## ENTRIES SHOWN:

━━━━━━━━━━━━━━━━━━━━

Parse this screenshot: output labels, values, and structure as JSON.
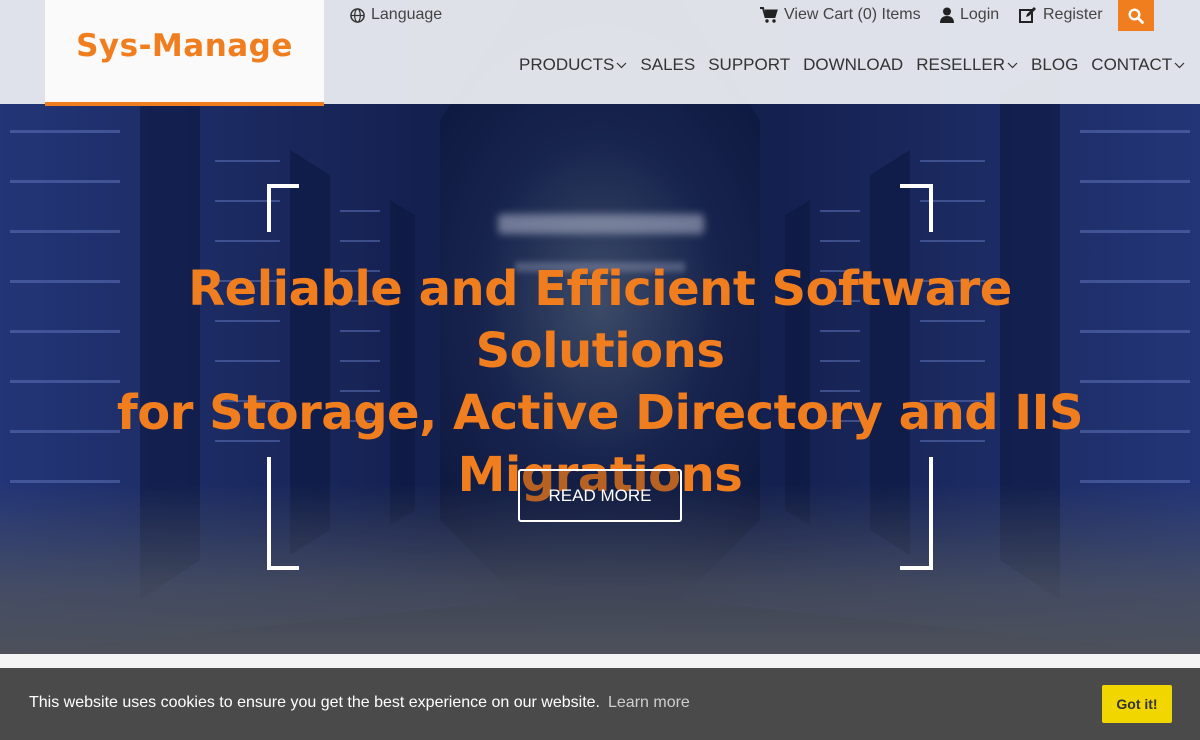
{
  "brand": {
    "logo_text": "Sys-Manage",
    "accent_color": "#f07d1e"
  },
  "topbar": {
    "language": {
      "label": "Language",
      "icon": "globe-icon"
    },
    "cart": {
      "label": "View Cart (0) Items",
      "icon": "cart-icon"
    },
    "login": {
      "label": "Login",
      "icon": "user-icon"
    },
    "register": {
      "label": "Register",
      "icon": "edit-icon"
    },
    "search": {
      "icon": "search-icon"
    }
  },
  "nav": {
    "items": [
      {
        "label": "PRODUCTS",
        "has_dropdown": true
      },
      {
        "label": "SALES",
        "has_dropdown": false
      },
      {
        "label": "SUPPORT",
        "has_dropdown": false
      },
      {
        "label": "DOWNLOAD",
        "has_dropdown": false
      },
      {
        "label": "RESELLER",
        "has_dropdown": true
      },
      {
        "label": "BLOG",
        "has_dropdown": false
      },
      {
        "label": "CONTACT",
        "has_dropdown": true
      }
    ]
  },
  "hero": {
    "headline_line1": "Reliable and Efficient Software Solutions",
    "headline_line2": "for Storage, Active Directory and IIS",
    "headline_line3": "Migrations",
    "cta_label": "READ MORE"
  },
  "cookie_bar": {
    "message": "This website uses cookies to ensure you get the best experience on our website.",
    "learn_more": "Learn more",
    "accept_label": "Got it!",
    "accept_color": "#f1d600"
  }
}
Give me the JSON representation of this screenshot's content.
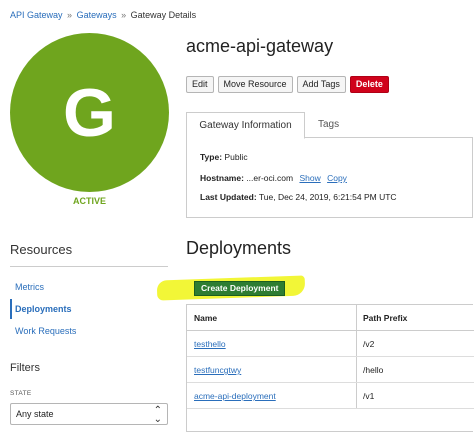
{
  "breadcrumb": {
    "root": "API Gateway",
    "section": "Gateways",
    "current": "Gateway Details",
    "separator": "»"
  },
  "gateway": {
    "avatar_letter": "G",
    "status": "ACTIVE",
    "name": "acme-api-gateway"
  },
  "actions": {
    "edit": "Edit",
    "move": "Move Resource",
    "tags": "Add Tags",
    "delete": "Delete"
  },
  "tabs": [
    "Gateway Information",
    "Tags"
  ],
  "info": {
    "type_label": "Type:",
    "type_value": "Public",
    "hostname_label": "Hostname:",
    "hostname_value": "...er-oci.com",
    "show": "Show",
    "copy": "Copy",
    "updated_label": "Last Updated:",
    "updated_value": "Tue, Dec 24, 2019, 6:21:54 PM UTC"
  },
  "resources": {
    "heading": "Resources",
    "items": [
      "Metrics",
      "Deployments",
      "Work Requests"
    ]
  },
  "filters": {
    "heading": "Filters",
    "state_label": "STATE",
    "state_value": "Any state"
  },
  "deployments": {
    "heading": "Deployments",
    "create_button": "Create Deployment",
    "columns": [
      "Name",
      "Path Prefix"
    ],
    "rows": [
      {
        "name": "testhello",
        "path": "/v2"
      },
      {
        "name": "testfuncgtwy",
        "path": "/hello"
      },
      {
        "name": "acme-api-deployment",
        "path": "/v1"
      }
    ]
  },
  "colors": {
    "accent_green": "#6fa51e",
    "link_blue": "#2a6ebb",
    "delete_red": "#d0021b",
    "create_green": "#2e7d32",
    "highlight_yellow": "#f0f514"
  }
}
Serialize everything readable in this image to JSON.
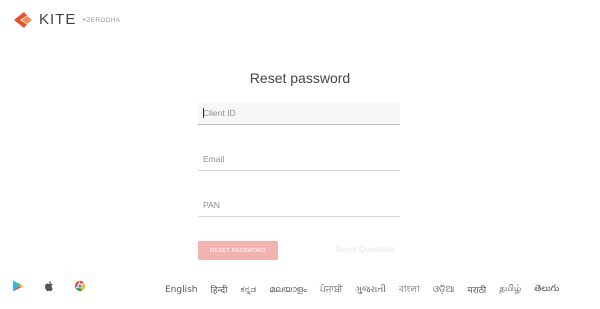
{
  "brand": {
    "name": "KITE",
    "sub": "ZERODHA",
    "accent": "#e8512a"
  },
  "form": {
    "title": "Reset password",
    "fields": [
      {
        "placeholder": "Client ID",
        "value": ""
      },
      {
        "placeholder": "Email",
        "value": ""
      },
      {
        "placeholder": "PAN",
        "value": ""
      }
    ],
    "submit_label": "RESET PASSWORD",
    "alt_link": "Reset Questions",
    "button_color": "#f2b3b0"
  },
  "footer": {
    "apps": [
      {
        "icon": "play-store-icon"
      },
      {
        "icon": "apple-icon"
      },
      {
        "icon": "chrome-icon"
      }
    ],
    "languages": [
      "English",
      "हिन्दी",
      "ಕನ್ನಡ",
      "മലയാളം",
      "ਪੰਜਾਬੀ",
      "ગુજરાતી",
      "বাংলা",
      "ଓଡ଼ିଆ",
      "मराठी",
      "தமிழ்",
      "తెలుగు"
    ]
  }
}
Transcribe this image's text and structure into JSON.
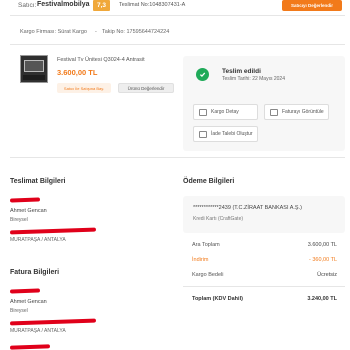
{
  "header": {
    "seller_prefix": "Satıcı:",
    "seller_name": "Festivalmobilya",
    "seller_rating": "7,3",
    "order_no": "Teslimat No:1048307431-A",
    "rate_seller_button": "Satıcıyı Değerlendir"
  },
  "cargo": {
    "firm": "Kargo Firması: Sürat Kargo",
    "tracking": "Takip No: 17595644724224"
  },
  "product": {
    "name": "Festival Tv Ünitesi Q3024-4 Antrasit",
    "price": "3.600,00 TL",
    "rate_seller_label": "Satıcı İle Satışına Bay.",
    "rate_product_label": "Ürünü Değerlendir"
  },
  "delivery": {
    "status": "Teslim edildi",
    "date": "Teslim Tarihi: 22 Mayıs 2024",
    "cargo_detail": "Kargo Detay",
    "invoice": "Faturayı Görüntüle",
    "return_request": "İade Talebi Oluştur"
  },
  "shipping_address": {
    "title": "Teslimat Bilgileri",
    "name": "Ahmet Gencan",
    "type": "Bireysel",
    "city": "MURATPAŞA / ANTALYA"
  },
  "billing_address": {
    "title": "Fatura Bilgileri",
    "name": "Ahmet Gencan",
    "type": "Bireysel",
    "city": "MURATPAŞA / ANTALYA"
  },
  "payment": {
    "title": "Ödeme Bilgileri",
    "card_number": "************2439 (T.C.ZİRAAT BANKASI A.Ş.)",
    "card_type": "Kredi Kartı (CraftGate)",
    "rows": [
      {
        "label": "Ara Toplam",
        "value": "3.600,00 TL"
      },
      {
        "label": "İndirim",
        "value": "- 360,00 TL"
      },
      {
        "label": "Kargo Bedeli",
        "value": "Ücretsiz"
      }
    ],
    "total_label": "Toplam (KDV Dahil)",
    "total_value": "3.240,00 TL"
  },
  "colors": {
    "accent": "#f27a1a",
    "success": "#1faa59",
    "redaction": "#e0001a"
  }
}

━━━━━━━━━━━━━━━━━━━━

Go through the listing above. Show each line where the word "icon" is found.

## RESULT:
      "icon": "globe-icon"
      "icon": "cart-icon"
      "icon": "user-icon"
      "icon": "edit-icon"
      "icon": "search-icon"
        "icon": "play-store-icon"
        "icon": "apple-icon"
        "icon": "chrome-icon"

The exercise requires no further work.